• [TRY IT]: Search the data for the word "heart" and copy each line that has it.

• [SUPPLIED DATA]:
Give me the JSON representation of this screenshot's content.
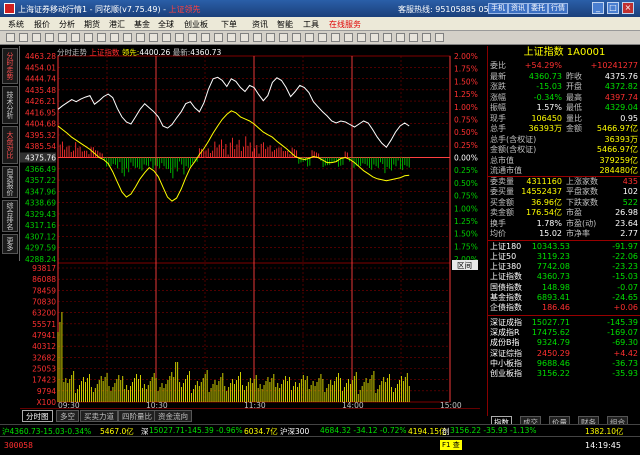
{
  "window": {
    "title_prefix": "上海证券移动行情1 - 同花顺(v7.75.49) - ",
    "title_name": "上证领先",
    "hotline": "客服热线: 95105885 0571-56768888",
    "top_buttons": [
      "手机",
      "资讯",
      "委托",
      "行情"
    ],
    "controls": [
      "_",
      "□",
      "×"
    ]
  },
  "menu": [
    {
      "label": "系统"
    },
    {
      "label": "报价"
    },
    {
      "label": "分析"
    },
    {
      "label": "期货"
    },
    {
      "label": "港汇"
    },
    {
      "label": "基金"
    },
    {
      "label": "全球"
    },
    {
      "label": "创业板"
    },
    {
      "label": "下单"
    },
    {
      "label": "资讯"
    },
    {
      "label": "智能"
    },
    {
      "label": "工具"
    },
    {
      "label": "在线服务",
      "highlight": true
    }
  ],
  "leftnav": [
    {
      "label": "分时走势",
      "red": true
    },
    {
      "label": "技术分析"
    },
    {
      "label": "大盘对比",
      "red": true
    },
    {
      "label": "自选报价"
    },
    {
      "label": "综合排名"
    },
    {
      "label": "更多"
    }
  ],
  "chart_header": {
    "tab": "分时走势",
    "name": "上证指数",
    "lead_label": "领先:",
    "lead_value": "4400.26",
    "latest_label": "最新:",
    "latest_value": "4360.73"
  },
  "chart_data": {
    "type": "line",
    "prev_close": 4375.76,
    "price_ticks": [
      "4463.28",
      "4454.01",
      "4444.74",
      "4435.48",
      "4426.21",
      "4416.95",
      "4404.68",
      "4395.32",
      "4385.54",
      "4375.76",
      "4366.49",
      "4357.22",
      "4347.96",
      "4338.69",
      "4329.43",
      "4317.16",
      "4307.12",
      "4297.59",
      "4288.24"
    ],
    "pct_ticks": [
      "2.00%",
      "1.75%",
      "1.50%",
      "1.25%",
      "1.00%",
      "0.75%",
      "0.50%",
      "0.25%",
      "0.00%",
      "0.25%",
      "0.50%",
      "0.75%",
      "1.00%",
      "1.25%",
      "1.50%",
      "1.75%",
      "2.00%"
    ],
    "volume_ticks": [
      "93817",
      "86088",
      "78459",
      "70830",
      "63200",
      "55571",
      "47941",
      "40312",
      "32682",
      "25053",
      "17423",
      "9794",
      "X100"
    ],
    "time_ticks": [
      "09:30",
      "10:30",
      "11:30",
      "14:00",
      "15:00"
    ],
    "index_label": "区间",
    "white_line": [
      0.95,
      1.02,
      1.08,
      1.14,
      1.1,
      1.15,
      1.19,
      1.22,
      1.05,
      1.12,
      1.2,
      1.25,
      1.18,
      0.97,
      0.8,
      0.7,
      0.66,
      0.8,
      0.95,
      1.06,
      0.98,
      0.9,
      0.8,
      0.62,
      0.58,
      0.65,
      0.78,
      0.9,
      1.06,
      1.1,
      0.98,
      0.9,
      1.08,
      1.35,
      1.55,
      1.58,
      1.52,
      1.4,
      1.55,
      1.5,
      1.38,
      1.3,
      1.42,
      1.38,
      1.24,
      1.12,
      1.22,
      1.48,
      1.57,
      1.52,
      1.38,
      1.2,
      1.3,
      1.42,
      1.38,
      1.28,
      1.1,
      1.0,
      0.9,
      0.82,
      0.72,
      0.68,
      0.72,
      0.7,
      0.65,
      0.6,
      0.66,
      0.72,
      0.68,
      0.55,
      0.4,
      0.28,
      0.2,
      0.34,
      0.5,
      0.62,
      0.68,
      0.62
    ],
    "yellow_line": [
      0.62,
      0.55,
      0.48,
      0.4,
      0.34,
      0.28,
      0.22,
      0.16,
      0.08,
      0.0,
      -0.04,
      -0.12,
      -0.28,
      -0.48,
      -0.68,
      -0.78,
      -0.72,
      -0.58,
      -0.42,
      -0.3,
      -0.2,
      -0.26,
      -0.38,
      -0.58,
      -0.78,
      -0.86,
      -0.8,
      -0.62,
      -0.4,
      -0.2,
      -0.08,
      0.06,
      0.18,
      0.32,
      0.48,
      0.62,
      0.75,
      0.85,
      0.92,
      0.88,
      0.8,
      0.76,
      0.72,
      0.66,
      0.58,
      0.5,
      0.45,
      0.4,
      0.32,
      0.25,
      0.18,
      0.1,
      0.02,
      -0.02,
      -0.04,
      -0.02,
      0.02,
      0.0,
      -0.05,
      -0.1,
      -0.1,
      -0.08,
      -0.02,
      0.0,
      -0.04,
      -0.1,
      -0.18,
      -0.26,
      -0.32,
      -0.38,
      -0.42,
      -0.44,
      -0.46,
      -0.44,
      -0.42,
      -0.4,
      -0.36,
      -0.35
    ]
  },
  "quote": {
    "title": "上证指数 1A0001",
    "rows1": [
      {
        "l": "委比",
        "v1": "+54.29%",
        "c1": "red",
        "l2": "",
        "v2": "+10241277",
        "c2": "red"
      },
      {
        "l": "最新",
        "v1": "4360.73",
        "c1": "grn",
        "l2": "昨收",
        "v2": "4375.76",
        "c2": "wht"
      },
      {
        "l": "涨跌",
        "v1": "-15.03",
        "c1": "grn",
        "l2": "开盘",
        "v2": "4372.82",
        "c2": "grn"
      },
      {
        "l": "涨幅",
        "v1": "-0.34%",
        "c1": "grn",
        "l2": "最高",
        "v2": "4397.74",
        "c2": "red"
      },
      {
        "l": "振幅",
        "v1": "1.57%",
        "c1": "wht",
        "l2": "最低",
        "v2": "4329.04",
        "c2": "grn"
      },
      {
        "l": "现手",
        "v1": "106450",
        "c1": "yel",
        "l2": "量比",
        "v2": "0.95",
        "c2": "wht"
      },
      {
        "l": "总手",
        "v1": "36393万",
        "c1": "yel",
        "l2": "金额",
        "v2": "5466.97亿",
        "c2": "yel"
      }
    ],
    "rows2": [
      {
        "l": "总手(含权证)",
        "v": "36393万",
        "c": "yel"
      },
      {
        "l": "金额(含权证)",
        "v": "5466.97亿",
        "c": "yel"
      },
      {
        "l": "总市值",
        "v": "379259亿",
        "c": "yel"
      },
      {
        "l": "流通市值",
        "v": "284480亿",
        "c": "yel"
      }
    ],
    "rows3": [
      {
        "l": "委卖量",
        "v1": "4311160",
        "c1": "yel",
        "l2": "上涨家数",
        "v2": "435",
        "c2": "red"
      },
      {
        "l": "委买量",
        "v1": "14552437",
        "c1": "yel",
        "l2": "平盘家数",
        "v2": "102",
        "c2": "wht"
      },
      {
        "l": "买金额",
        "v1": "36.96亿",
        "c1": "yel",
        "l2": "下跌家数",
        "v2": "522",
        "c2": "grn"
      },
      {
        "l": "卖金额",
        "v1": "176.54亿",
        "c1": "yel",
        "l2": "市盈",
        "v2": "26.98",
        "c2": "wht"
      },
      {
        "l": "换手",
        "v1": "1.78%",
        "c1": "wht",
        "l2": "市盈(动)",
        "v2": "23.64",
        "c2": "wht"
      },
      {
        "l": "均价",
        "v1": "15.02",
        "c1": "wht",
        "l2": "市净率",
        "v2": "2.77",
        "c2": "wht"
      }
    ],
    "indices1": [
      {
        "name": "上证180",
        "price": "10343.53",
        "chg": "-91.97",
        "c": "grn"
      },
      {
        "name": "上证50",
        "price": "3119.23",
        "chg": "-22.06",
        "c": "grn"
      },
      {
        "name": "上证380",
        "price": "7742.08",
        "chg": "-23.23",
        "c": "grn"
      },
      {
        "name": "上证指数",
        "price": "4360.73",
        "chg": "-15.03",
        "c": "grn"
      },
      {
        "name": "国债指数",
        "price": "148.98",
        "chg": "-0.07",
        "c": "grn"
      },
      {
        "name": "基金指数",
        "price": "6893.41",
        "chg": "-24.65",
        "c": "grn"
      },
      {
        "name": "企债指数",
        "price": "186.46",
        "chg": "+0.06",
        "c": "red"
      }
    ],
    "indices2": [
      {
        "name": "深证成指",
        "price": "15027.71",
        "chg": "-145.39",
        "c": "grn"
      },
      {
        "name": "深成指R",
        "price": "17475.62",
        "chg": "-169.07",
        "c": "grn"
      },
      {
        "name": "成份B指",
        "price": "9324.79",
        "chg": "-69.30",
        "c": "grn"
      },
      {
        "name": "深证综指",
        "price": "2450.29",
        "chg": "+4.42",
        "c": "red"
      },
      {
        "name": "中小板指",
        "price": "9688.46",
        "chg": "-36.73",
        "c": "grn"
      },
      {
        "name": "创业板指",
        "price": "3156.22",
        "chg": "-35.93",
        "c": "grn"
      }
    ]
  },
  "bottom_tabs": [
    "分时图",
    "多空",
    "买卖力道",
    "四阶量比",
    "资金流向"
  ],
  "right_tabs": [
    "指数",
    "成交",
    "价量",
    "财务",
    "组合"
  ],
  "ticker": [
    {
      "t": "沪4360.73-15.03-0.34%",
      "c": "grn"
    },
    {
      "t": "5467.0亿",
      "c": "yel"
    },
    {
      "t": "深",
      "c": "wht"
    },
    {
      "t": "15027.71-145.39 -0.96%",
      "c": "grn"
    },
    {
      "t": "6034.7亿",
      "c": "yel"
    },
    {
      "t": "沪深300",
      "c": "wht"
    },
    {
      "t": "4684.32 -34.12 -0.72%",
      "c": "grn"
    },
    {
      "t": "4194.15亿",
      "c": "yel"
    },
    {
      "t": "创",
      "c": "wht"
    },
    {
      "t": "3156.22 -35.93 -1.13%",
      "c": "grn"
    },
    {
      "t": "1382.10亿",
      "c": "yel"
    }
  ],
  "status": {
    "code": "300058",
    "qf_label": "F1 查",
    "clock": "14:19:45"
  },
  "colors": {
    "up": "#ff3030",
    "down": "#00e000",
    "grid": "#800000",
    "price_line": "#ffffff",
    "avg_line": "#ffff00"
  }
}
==
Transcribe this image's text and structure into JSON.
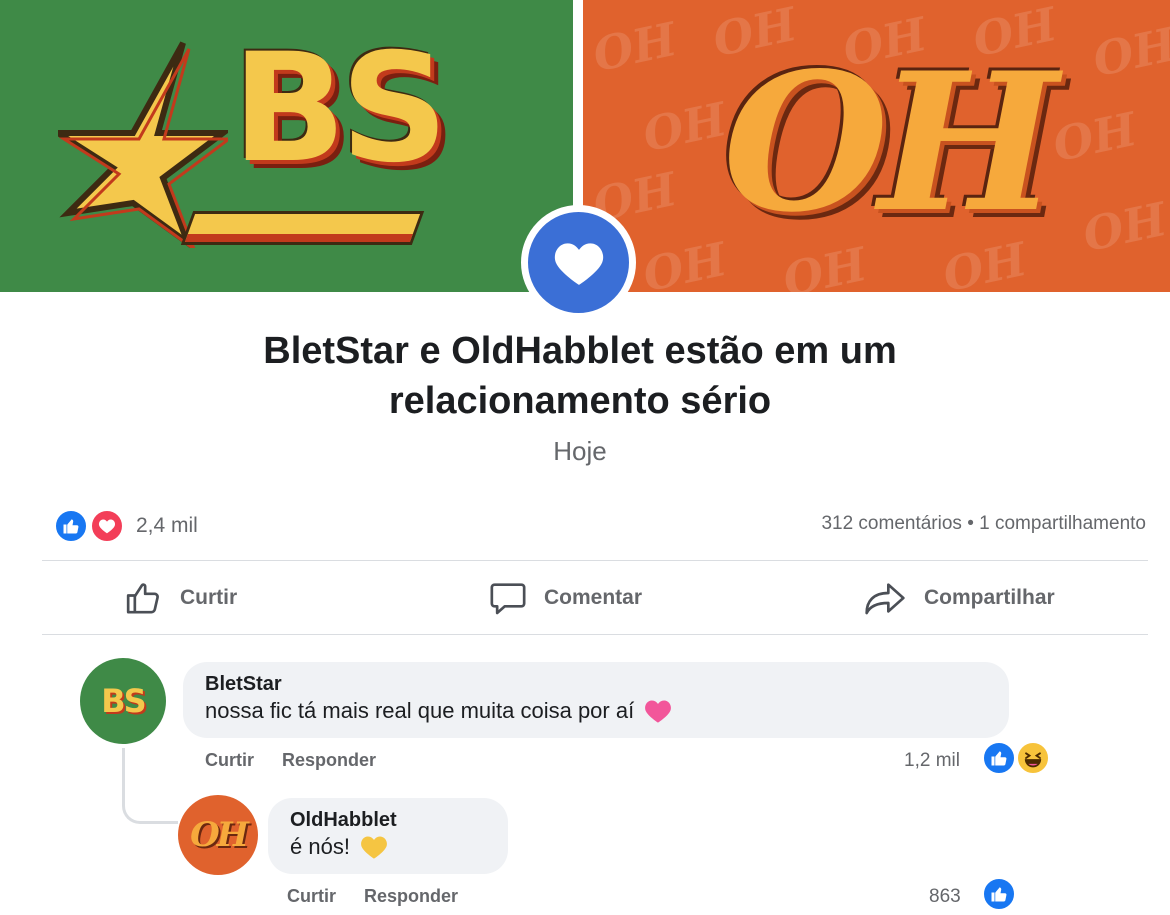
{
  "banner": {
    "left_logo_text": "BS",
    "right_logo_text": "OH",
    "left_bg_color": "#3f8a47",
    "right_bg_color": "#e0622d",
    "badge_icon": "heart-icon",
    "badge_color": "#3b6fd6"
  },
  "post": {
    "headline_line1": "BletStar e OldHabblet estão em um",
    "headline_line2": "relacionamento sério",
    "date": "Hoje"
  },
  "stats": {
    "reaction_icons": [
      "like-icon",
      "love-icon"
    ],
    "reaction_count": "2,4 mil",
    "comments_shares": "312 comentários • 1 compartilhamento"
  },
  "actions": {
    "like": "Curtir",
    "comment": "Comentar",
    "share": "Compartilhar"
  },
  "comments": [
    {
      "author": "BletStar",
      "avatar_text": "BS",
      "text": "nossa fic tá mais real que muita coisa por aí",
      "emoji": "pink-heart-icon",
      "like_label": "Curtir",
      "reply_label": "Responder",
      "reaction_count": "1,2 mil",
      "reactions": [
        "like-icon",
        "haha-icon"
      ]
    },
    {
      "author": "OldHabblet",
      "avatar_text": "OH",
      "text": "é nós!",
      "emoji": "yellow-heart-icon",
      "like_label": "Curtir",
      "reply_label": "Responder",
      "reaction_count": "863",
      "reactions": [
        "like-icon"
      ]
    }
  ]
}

• [REPLY]:
    "badge_icon": "heart-icon",
      "emoji": "pink-heart-icon",
      "emoji": "yellow-heart-icon",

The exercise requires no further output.